> _Work task_
Keep only the lines that hold the string "including", filtering out the rest of the entries below.

[Stored data entries]
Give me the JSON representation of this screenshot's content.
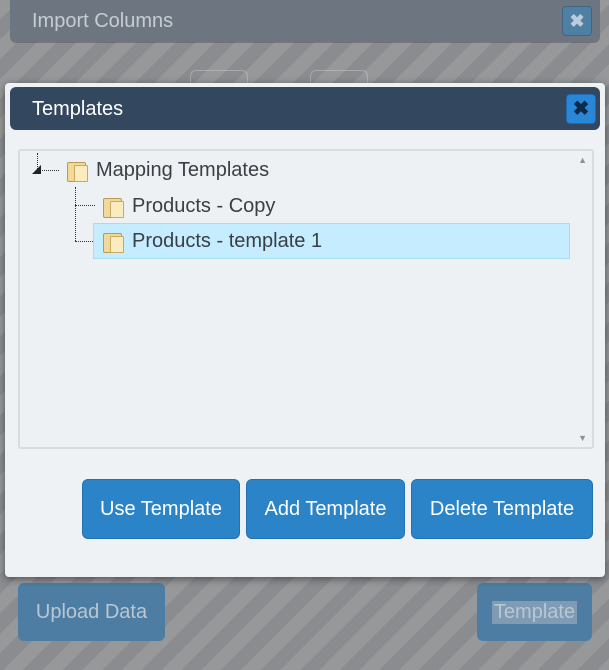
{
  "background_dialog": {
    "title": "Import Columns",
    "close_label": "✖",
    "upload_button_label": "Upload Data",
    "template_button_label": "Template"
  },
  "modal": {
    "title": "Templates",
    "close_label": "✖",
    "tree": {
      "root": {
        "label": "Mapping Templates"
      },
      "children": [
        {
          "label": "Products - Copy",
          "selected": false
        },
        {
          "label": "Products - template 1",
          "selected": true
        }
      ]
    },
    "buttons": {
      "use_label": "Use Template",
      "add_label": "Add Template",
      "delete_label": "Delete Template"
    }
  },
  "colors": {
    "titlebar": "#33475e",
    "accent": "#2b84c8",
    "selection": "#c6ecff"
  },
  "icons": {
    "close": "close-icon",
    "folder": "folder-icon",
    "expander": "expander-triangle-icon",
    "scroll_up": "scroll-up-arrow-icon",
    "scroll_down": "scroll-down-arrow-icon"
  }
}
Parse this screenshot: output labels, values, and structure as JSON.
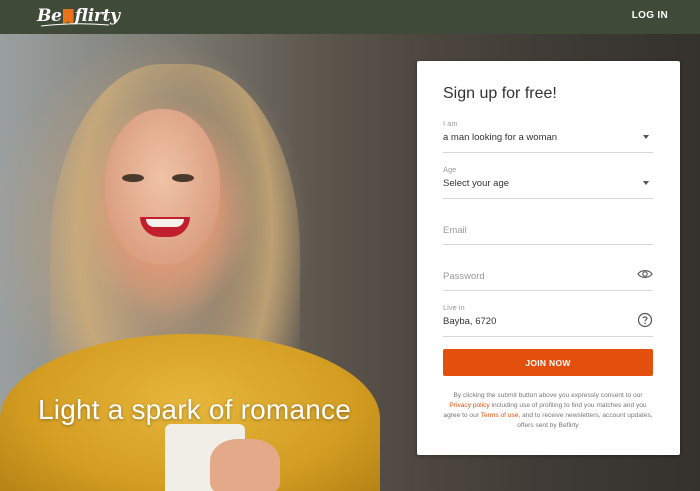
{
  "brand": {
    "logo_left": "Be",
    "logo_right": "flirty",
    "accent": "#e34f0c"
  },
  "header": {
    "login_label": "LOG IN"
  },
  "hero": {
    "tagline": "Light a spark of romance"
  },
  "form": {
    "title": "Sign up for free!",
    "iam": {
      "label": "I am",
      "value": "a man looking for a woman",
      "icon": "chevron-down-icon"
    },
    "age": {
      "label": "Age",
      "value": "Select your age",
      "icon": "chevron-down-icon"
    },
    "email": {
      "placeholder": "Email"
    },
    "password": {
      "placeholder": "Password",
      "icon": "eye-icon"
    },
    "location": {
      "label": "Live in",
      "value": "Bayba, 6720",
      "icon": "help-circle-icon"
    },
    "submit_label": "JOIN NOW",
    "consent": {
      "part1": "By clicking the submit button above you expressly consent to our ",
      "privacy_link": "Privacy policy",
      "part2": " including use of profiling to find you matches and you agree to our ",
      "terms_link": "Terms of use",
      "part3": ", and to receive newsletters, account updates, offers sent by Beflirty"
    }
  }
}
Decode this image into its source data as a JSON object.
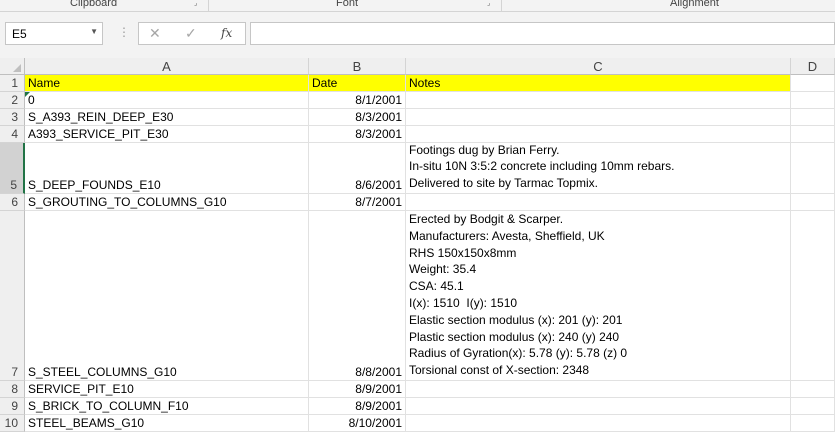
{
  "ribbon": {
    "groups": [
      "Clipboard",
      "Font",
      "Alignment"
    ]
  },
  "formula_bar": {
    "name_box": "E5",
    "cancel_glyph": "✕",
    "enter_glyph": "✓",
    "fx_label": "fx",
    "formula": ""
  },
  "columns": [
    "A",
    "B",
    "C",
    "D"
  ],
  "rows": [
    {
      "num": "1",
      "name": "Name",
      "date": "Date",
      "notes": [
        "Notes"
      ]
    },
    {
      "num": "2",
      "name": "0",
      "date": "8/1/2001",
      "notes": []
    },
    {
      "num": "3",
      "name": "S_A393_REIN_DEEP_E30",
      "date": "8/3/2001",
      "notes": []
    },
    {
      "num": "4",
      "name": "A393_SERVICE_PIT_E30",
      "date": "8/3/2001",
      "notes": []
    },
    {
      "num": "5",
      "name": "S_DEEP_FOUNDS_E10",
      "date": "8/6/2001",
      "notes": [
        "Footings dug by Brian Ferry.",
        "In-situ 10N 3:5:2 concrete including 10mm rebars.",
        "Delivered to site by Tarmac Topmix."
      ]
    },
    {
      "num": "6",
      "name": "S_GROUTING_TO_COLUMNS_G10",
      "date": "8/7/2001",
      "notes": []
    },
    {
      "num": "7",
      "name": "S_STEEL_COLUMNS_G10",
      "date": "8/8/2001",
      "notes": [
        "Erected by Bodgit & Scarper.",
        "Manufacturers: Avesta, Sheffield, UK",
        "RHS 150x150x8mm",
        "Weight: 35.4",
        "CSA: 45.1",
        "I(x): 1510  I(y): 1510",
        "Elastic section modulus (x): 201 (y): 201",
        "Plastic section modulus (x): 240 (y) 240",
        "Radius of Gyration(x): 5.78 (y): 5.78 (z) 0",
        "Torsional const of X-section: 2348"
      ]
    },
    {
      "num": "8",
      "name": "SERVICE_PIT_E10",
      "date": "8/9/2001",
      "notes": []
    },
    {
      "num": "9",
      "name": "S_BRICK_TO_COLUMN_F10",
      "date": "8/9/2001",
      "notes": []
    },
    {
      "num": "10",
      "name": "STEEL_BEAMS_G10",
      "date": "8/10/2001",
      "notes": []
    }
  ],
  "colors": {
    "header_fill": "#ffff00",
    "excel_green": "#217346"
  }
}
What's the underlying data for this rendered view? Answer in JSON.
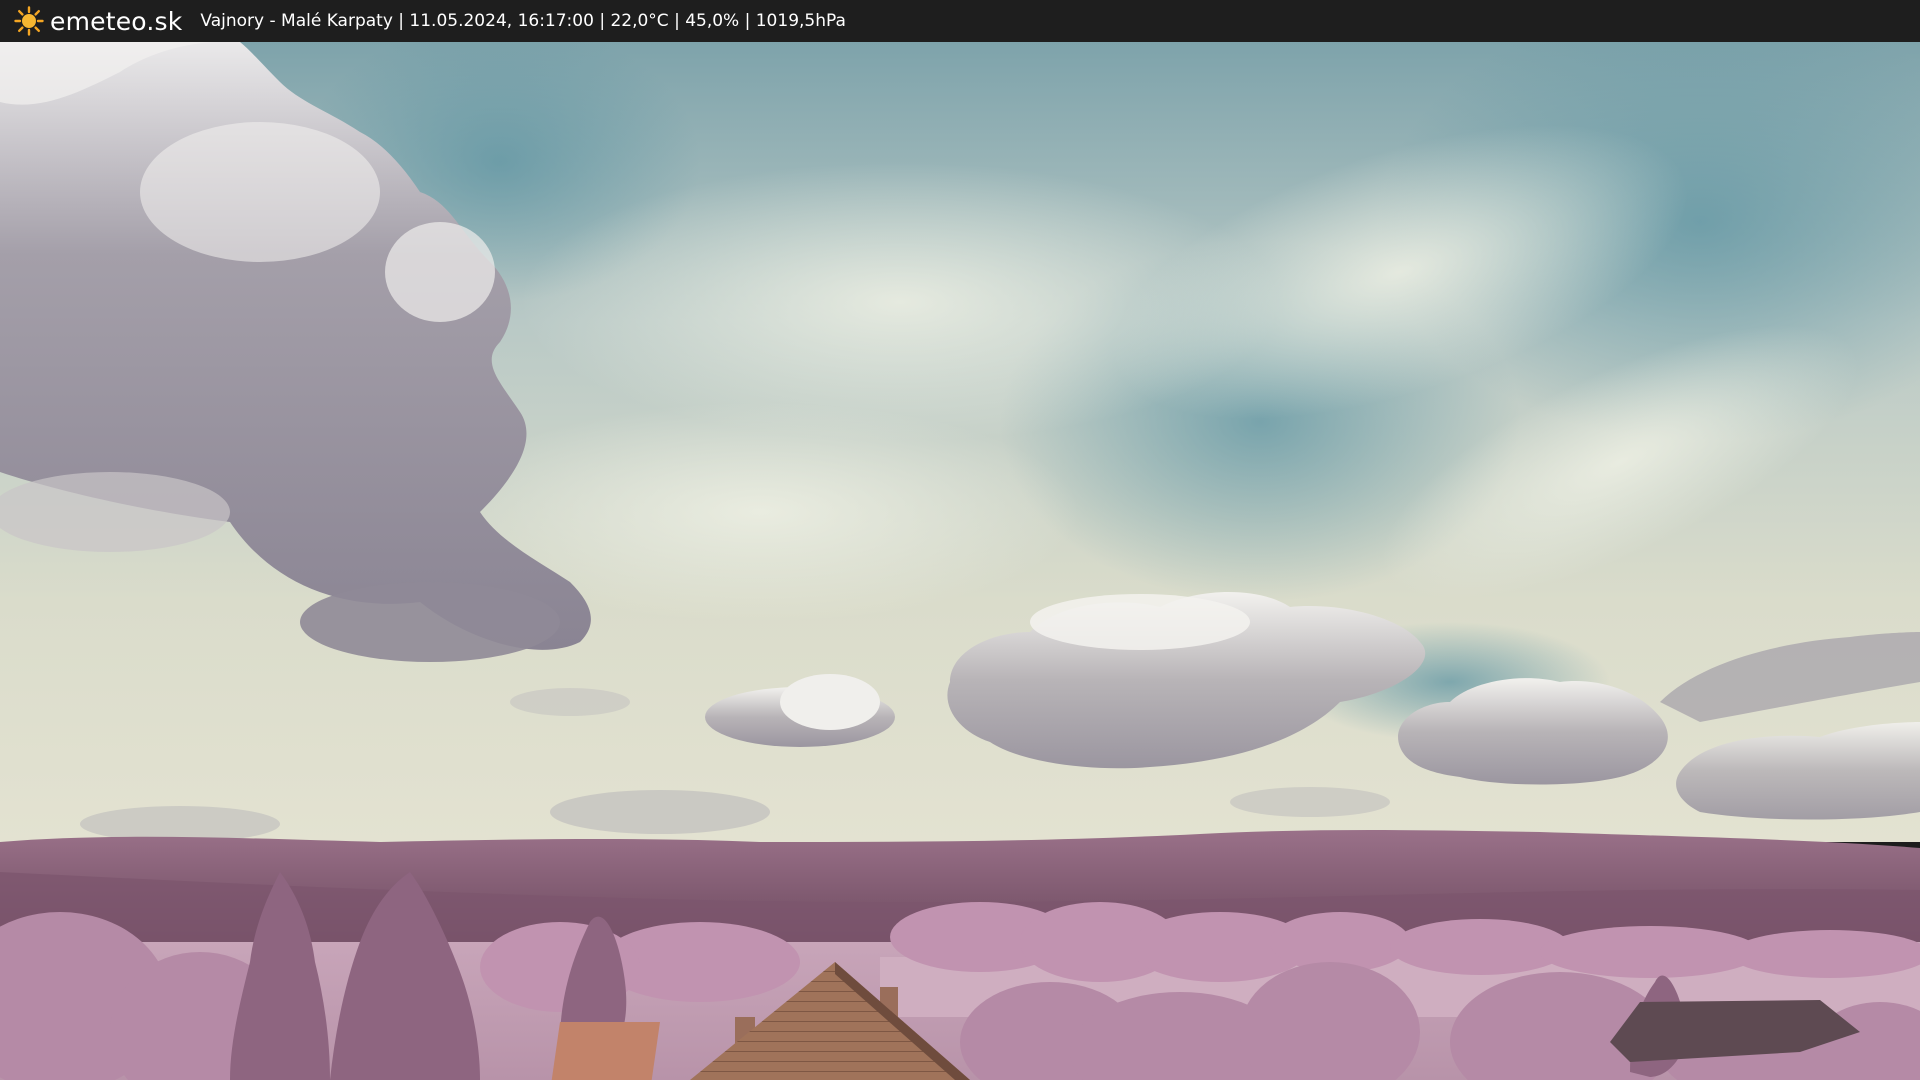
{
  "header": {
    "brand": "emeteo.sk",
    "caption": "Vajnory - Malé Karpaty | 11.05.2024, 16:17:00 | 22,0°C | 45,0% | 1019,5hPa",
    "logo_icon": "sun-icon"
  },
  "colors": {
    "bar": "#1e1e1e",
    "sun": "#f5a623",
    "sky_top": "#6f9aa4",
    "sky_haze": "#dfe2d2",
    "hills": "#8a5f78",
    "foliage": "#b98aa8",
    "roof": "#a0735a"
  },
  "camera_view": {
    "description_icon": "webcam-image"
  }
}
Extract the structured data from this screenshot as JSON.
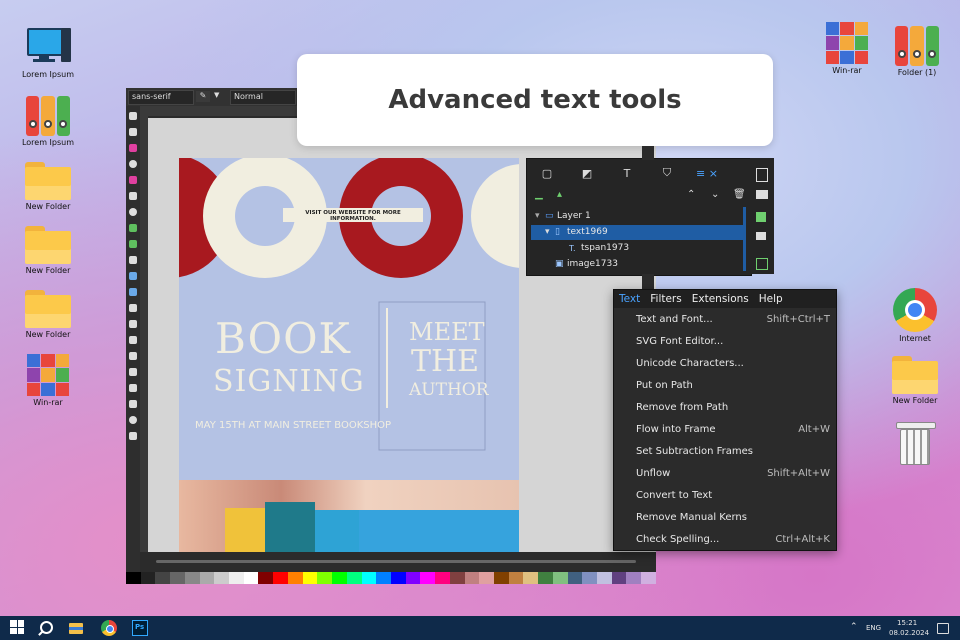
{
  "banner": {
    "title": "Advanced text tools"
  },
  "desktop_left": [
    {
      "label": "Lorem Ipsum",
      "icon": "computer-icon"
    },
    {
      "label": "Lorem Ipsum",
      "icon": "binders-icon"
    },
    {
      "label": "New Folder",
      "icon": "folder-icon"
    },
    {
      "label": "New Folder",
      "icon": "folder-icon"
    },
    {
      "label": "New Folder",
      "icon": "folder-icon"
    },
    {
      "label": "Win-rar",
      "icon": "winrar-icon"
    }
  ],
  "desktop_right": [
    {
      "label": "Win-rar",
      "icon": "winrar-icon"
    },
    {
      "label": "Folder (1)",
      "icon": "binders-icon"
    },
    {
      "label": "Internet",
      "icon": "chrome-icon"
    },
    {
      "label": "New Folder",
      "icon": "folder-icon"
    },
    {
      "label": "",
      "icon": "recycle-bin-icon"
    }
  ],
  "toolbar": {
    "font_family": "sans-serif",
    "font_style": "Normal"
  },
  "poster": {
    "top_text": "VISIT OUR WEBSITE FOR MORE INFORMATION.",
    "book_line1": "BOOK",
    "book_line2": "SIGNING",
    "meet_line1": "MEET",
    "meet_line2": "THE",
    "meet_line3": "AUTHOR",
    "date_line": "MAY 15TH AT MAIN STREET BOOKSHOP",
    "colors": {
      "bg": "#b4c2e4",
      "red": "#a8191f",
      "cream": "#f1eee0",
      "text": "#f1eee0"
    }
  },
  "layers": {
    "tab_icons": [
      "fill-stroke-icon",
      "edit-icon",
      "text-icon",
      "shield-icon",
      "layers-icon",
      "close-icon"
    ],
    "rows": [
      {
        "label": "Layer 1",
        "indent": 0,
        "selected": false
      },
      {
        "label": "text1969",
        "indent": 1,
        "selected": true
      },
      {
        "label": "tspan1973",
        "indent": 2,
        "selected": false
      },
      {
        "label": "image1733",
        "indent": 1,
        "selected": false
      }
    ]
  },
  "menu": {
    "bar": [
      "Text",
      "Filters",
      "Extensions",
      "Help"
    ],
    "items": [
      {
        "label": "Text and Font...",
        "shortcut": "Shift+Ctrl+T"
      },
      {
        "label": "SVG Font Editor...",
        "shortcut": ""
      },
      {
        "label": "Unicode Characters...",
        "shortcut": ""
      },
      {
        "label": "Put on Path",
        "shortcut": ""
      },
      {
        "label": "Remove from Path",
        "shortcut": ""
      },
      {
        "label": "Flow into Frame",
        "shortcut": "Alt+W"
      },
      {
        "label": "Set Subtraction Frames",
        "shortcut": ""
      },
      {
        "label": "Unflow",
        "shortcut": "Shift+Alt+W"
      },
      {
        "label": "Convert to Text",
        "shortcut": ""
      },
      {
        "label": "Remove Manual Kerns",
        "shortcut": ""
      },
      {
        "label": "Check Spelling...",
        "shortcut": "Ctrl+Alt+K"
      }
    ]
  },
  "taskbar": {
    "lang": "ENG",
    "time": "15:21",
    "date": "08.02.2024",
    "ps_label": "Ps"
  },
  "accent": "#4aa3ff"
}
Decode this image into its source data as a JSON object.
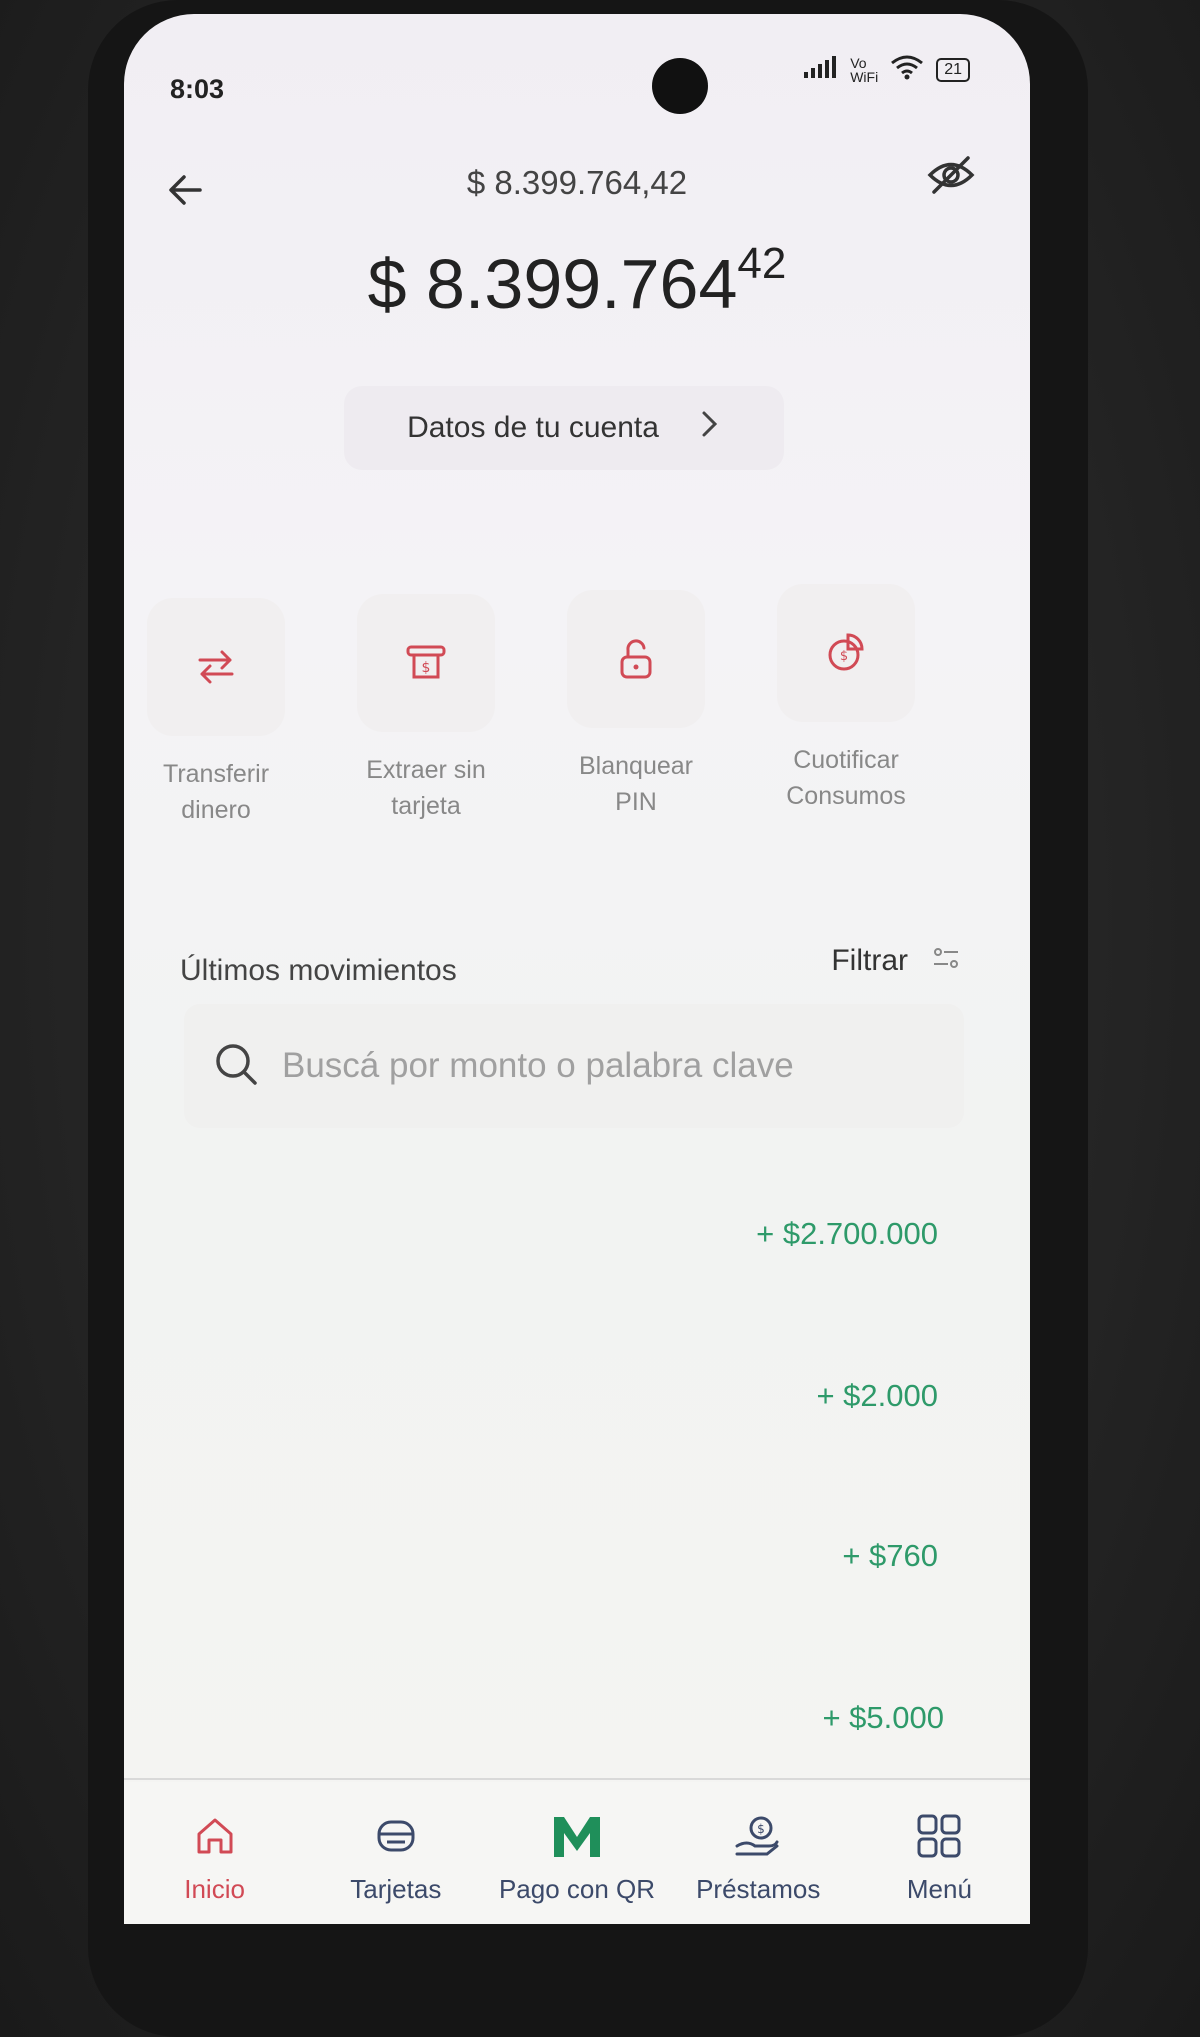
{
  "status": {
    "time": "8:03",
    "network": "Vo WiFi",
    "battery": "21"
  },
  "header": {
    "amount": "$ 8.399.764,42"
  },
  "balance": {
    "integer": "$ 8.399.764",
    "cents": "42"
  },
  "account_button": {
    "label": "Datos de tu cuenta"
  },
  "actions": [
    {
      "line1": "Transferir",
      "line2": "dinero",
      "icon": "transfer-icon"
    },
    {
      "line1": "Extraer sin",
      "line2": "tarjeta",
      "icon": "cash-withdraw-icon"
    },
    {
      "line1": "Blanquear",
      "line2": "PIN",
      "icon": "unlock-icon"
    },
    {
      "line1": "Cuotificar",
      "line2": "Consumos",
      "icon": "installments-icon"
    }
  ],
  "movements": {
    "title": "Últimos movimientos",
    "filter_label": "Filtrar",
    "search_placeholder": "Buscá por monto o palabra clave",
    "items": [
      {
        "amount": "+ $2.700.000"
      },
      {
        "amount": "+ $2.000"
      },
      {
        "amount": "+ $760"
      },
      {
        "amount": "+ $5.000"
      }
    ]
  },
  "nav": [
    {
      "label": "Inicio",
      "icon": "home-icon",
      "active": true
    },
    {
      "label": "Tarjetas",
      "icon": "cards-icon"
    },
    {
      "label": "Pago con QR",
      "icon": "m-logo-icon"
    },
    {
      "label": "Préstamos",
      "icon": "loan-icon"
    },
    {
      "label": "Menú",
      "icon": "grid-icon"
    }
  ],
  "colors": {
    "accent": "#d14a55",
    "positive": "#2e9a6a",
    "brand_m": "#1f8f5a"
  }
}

> _Output of the exercise_
      "part2": " including use of profiling to find you matches and you agree to our ",
        "In-situ 10N 3:5:2 concrete including 10mm rebars.",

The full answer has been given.